Okay, done? Good. Now you can work things out.
Second, call Mythic Customer Service. Have them pull up the repeated transactions in their system and request that they locate the “Approval Code.” This is a six digit number generated every time you make a purchase. They may tell you they can’t find it or one wasn’t provided. To be blunt, they’re wrong. An Approval Code is always generated, or else your charge would have been declined, in which case a “Decline Reason” is generated in the bank’s systems.
If they truly can’t see it, request a supervisor. Someone there can, I promise you. Getting to that person may not be easy (you’d be surprised at how many merchants don’t know squat about their own billing systems *cough* Best Buy *cough*).
Next, either you or Mythic will need to initiate a three-way-call to your bank. Now, I hate to say it, but you’ll probably have to be firm. Most reps won’t want to do this because it hurts their target call duration, which also negatively impacts their scorecard. Unfortunately, they’re part of a screwed up system, and it’s they’re job to help you. Request they stay on the line if they can’t initiate the call themselves.
When you reach a customer service representative, inform them you have the representative on the line, that they’re aware of the situation and are willing to admit error, and can provide the Approval Code to remove the transactions from your account.

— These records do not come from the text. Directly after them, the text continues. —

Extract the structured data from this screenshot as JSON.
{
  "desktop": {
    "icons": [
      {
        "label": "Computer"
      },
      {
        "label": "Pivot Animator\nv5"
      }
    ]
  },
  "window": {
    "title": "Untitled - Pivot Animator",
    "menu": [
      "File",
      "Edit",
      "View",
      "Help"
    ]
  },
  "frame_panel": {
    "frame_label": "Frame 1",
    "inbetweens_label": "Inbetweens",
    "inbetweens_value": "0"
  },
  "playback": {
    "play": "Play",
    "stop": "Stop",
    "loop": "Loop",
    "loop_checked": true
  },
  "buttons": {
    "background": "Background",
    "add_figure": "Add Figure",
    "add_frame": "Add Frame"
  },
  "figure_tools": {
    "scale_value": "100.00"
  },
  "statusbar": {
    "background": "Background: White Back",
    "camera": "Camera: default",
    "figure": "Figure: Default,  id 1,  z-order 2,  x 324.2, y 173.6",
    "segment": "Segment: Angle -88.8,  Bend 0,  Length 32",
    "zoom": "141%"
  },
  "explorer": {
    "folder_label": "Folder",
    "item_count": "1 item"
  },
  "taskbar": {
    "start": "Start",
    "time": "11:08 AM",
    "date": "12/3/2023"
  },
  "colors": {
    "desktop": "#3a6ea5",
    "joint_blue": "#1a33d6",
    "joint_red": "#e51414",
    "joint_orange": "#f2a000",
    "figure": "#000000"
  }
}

Another Note: Not all banks will need the code once the transactions have posted to the account; however, having the representative on the line with you proves you’re not just trying to fib and puts some pressure on them to fix the problem.
Once this is done, one of three things will happen: your fee will be reversed on the spot (if it’s already posted to your account), the charge will simply disappear (if it’s still in ‘pending’ status), or a reversal will be put into process and addressed generally within 48-72 hours.

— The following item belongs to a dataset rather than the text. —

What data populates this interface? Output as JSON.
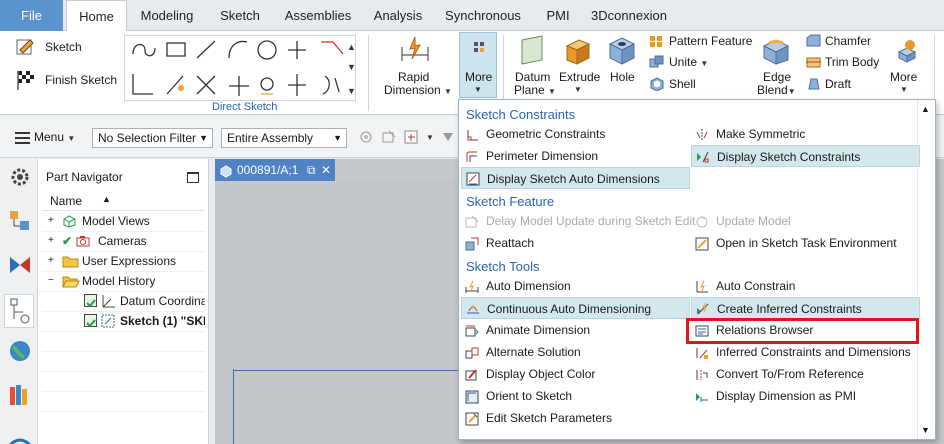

Wait on Mythic. It sucks but, really, it’s the lazy man’s way to go about it. If Mythic says they’ll process reversals in 36 hours, plan on another 72 for it to actually go through your bank’s debit card processing system – business days only.
If you are able to wait, this is the easiest and most stress free way to go about it. If, after those 108 business hours, you still don’t have the money, call Mythic. Ask about it.
An important reminder and reality check
I understand that money stresses people out. I know the situation is ridiculous and never should have happened. But, I’ll ask you this much: be nice to the person on the other end of the phone. They’re a person doing a job, plain and simple. They have no hand to play in the troubles effecting you and, at best, will be able to file a form on your behalf.
Here’s the part a lot of people forget, when they get upset: being rude to the person on the other end of the phone does not make them want to help you. Actually, it probably makes them want to hang up on you, let alone do something to make your life a little better. Being mean to Customer Service reps is a sure fire way to screw yourself over, so remember that.
Anyways, that’s that. If anyone has any specific questions on what they can do to advocate for themselves, I’m happy to talk via email. After being part of the machine, being on the opposite end of situations like this one, it’d be good to help a little